Plugins are available from Gravatar for leading weblog software and there are tutorials as well. If you are comfortable editing theme files take note of Connor Wilson’s tutorial on how to setup Gravatars on your WordPress blog without the use of a plugin.
To request a gravatar from the servers, you simply add an image to your comments area with an “src” attribute that points to our gravatar image generator and includes an MD5 hash of the commenter’s email address. Since all gravatars are rated with an MPAA style rating, you can restrict your site to show only gravatars whose content you are comfortable with.
So what’s stopping you? Get your gravatar now.
WordPress 2.5 which has yet to be released, will come with support for Gravatars (aka, Avatars) in the WordPress admin panel, which will also be revamped (test drive new WordPress admin panel).
Ryan Boren blogs:
…”Gravatar is the service used by default. get_avatar() is completely pluggable, however, so any service can be used. get_avatar() is built-in so that themes will have some fixed API on which they can rely, regardless of whatever avatar service is being used behind-the-scenes.” Read the full post

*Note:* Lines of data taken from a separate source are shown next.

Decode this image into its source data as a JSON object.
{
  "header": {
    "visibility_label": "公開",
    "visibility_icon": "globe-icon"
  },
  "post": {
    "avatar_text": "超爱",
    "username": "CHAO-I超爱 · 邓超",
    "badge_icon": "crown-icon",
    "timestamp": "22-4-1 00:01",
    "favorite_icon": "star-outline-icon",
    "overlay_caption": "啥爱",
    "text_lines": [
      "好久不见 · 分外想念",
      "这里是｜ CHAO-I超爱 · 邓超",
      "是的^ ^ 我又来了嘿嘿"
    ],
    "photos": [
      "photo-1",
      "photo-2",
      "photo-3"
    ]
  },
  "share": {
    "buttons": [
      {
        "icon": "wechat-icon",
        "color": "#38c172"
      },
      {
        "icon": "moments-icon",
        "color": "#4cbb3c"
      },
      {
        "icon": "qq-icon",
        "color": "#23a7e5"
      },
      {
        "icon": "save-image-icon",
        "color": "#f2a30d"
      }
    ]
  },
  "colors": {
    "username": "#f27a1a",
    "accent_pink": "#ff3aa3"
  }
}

In this post Ronald Huereca demonstrates how Gravatars will be used with WordPress 2.5. If you are comfortable editing theme files take note of Connor Wilson’s tutorial on how to setup Gravatars on your WordPress blog without the use of a plugin.

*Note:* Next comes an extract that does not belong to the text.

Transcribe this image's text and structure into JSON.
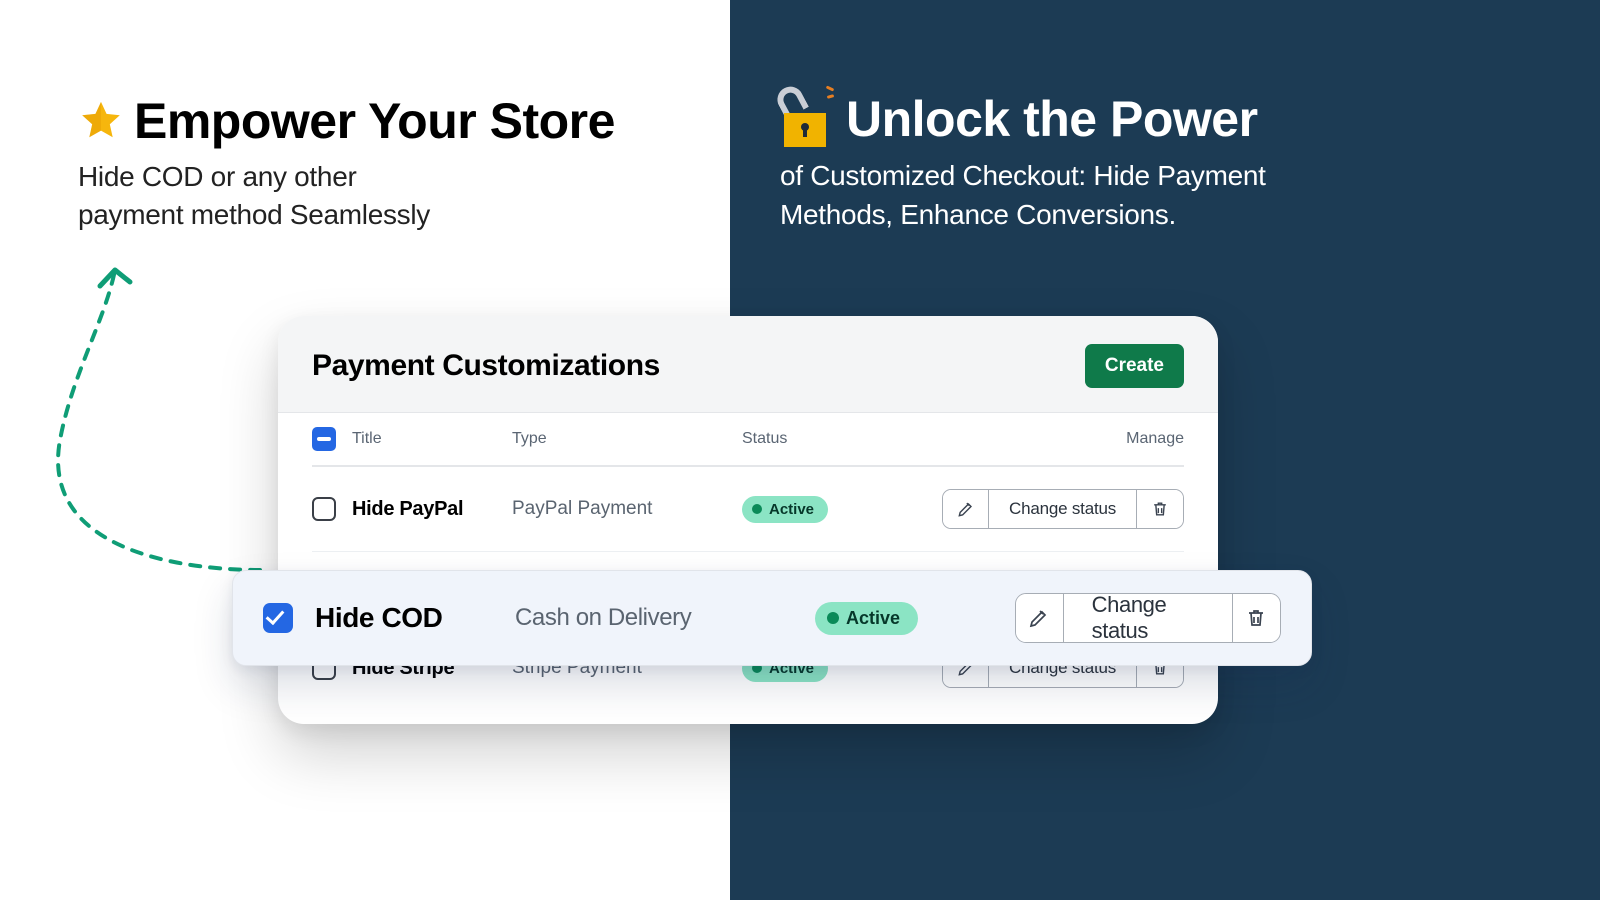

By now you have read the Announcement.
What is a gravatar?
A gravatar, or globally recognized avatar, is quite simply an 80×80 pixel avatar image that follows you from weblog to weblog appearing beside your name when you comment on gravatar enabled sites. Avatars help identify your posts on web forums, so why not on weblogs?
Stay up to date with The Gravatar Weblog
How do I get a gravatar?
Signing up for a gravatar.com account is FREE, and all that’s required is your email address. Once you’ve signed up you can upload your avatar image and soon after you’ll start seeing it on gravatar enabled weblogs! Sign up now!
How do I get gravatars on my weblog?
Setting up gravatars on your weblog is easy, you don’t even need an account! Plugins are available for leading weblog software, and our tutorials will have you running gravatars in no time. To request a gravatar from our servers, you simply add an image to your comments area with an “src” attribute that points to our gravatar image generator and includes an MD5 hash of the commenter’s email address. Since all gravatars are rated with an MPAA style rating, you can restrict your site to show only gravatars whose content you are comfortable with.
Learn more at this link.